There are very few sports that combine strength, power, speed, technique, and pure determination. The world of Strongman will test the limits of any athlete. Competitions are held across the world and for every level of athlete.
1. Helping Athletes Find Their “Why”
If your athlete has chosen to compete in strongman, they need to have a good reason for doing so beyond that of: “I saw it on TV and want to give it a try.” That may be ok for doing their first show, but if they seek success in strongman and want to hang with the pros, their “why” needs to be deeper. Strongman is hard and painful, but also fun and rewarding. To be consistent and get through the pain, they need to have a “why” that resonates with them such that strongman becomes part of who they are.
2. Strength/Power Training
Strength is your best commodity in strongman (shocker!). This is closely followed by technique, endurance, speed, and agility. Strongman training should have all of these elements covered. A good method in approaching training design is to appropriately rotate periods of low intensity/ high volume, moderate intensity/moderate volume, and high intensity/low volume. As well, incorporating Olympic movements and training will help with explosiveness and power output conditioning. This is vital to any and every Strongman event and will help improve the overall functionality of the athlete.
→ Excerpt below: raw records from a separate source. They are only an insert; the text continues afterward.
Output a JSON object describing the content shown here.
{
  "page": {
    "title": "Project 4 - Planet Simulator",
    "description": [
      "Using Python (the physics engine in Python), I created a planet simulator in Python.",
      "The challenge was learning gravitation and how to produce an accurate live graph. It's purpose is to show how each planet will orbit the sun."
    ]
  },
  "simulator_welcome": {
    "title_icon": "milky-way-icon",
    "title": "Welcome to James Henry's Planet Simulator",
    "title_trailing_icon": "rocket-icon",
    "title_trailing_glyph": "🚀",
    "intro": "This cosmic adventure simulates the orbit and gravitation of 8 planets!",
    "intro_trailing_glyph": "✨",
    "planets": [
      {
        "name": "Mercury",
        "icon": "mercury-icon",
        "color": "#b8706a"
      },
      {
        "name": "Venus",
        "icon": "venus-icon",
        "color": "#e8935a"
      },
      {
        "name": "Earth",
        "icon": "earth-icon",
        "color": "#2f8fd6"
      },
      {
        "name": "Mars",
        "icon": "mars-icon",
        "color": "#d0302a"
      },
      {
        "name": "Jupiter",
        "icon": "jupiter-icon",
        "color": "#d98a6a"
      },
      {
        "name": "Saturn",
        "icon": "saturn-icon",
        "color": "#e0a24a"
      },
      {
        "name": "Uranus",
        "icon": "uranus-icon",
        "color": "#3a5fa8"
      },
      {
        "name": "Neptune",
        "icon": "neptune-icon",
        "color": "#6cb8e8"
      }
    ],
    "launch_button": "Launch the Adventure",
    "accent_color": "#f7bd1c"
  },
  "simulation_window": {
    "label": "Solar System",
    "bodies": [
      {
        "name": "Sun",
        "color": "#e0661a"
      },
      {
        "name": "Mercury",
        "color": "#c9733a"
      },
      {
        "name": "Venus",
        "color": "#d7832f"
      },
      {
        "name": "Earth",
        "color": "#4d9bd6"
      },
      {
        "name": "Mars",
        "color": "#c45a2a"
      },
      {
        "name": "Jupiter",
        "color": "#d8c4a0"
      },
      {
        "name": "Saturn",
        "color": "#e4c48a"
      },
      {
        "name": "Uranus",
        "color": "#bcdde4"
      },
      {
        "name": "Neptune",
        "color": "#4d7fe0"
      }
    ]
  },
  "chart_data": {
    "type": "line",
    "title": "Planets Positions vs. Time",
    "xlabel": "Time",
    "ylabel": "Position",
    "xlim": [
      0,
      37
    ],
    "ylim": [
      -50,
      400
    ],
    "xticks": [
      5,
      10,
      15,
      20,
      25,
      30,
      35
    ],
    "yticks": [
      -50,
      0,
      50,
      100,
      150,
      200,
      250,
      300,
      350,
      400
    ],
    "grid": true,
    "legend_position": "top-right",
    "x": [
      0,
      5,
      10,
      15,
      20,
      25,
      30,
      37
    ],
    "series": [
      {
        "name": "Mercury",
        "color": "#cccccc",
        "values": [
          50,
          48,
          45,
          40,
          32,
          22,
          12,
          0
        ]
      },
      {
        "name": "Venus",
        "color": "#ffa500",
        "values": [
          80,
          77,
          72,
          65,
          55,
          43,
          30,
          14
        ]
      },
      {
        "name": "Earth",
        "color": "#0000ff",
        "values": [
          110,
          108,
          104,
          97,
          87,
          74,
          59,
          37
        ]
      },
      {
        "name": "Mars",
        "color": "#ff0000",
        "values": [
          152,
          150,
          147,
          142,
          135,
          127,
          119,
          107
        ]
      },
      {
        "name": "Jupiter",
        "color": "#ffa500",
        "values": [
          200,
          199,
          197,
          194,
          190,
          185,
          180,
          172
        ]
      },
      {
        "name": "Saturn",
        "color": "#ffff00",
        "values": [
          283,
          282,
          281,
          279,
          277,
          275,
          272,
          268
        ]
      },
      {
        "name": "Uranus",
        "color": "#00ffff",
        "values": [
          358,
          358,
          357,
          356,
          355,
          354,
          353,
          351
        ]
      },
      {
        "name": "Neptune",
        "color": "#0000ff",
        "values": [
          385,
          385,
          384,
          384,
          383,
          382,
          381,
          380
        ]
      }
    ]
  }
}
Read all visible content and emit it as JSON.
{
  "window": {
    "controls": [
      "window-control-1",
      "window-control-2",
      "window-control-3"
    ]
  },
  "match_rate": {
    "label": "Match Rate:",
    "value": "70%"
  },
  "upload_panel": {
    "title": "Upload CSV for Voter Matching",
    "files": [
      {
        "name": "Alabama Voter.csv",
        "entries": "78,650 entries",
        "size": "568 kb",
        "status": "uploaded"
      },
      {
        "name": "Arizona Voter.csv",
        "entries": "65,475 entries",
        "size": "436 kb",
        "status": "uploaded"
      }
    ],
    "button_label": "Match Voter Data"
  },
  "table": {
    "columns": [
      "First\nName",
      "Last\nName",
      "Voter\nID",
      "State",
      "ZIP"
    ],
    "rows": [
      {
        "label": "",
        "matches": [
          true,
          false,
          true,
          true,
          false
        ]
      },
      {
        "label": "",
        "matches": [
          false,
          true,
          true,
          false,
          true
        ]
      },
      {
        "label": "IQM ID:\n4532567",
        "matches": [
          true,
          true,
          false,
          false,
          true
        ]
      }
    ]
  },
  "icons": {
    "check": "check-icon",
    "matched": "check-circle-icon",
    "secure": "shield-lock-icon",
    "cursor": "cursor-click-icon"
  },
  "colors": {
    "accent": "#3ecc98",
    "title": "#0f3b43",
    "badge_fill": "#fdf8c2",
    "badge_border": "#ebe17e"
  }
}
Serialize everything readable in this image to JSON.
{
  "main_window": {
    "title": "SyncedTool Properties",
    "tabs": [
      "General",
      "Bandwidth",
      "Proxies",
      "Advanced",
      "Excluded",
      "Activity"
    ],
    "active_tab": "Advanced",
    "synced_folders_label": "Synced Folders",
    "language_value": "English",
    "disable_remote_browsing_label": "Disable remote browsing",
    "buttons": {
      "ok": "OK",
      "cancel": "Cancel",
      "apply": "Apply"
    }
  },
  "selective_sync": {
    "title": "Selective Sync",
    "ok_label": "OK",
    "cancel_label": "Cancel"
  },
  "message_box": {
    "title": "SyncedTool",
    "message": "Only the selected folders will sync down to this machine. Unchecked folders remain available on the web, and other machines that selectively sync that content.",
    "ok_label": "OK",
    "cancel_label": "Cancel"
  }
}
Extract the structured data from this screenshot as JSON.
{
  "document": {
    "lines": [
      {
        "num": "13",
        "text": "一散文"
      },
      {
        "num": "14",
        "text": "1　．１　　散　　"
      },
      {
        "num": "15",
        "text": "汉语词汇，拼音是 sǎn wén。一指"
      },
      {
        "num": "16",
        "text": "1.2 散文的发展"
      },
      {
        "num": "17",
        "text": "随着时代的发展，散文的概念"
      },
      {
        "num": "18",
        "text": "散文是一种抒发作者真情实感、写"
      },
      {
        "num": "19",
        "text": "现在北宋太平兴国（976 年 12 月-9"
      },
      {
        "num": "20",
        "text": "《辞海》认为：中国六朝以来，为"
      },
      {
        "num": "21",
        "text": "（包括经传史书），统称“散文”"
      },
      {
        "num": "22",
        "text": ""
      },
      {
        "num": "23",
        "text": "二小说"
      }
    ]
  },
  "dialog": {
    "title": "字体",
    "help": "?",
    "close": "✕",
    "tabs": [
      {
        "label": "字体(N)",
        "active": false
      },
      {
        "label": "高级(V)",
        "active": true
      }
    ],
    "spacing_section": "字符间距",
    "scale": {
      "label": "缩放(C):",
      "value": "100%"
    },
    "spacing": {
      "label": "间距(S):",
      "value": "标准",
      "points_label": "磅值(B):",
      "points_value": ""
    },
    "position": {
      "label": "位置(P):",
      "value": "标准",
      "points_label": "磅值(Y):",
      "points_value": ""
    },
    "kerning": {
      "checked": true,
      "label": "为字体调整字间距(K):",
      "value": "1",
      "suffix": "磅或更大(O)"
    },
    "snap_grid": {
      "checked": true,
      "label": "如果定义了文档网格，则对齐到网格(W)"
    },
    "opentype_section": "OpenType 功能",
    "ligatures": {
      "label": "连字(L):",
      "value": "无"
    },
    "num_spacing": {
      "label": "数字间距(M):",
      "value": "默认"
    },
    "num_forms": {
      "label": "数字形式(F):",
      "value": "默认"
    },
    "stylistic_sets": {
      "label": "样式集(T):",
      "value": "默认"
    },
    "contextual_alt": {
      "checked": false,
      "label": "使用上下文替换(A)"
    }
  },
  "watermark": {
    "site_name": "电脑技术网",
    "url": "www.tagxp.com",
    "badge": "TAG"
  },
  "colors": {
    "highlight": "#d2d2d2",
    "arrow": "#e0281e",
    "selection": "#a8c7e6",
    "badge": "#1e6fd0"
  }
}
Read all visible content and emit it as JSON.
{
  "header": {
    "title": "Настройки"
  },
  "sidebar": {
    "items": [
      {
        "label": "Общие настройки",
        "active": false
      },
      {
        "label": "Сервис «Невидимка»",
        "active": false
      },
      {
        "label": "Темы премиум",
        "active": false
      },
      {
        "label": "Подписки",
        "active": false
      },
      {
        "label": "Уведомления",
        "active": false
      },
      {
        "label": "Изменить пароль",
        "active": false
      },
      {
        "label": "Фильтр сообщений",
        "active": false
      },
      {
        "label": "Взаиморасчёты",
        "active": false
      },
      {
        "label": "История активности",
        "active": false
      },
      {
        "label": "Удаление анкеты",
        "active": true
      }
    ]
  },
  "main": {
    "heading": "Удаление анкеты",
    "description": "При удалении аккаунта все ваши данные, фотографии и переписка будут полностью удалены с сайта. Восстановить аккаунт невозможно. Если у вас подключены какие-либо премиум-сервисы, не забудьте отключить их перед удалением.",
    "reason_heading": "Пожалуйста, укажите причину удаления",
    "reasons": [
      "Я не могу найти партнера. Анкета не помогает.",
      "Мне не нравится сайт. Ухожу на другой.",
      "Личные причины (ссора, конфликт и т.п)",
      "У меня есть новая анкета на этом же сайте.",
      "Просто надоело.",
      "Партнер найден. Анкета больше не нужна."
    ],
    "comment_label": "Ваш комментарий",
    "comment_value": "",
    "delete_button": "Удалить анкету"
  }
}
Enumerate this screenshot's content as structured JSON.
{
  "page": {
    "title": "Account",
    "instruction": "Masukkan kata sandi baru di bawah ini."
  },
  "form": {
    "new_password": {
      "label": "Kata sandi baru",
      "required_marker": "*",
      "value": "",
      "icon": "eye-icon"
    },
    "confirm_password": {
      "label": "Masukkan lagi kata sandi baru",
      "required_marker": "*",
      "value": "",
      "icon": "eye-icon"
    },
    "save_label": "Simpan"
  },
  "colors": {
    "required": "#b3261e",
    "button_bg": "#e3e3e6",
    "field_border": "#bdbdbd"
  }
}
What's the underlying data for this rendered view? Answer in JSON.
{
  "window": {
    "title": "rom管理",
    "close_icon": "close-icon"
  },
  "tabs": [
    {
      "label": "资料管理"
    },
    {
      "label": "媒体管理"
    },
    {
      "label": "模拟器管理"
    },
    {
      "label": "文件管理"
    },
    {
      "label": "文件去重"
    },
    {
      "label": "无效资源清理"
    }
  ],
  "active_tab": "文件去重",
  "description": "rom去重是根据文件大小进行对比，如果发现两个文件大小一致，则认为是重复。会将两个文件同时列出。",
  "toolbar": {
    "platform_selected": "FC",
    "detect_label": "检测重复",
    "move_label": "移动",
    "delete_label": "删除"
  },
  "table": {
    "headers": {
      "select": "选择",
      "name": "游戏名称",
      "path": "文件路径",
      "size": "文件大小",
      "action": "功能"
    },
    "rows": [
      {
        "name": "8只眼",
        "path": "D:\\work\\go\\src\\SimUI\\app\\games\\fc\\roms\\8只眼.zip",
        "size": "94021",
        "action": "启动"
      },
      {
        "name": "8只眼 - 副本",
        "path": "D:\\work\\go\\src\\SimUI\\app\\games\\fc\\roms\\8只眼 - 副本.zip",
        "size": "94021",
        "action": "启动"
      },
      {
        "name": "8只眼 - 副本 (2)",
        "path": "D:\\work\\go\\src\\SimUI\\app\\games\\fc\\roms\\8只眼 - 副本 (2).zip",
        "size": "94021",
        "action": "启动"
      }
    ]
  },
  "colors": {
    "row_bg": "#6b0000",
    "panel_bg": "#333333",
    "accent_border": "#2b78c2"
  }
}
3. Functional Training
Event specific training is also essential. Every Strongman competition will be different and an athlete should train specifically for those events if he/she is able. If no implements are available, the following basic elements should be included in training: unilateral and bilateral overhead pressing, farmers walk, any type of front carry, object loading or triple extension movements, sled work (pushing and pulling), and anti-rotational movements. Events are usually listed on sign up forms and trainers should help athletes train specifically for upcoming events in scheduled competitions.
4. Rest/Injury Prevention
As any trainer knows, getting a determined and driven athlete to rest is sometimes extremely difficult. However, Strongman training requires putting the body under extreme stress both aerobically and anaerobically. Getting proper rest between sets, as well as between workouts, is vital to long term health. The “two-aday” mentality of bodybuilders is not very applicable when training for Strongman. If their workouts are designed correctly and properly, athletes should be perpetually sore during the week.
This can be buffered by supplementing proper nutrition (consult a registered dietician), stretching before/after, foam rolling, massage therapy, and by using proper joint safety equipment during training such as wrist wraps, knee/elbow sleeves, chalk, and straps. Taking care of the body before, during, and after training is essential for longevity in Strongman.
5. Competition Day
Accompanying your athletes during competition can be very rewarding and beneficial to their performance. Athletes need to learn how to manage “hype” and control their mental game. Trainers should keep athletes relaxed between events, well hydrated, and fueled with proper nutrition throughout the competition. Athletes should do a general warm-up prior to the competition and event specific warm-ups prior to their execution. However, the one thing that remains constant at every Strongman competition, only the strongest will prevail!
Personal Trainer / COO STAG HP / Former CPT USA Ret.
Christopher Castagno is a nationally certified personal trainer residing in Charlotte, NC. He holds a degree from The Citadel, Military College of South Carolina and was a collegiate athlete and record holder. Served on active duty for the US Army for 5 years and was a master fitness trainer for his Battalion. Provided training and counseling to Soldiers preparing for Ranger School and Special Forces Selection.
-Regenerative Medicine Expert and Stem Cell Clinician
-Strongman Athlete for NSA
-Winner of the “Validus Discipulus”, strongest student, award for Army Reconnaissance Class 12-001
Doctor of Medical Physics
Dr. Bald has a diverse background in science, physics, scientific research, strength training, and competition. He has multiple degrees in Physics including a professional doctorate in medical physics from Vanderbilt University. He has been heavily involved in strength sports for 11 years and is currently a top 105 kg amateur strongman. He also happens to be vegan.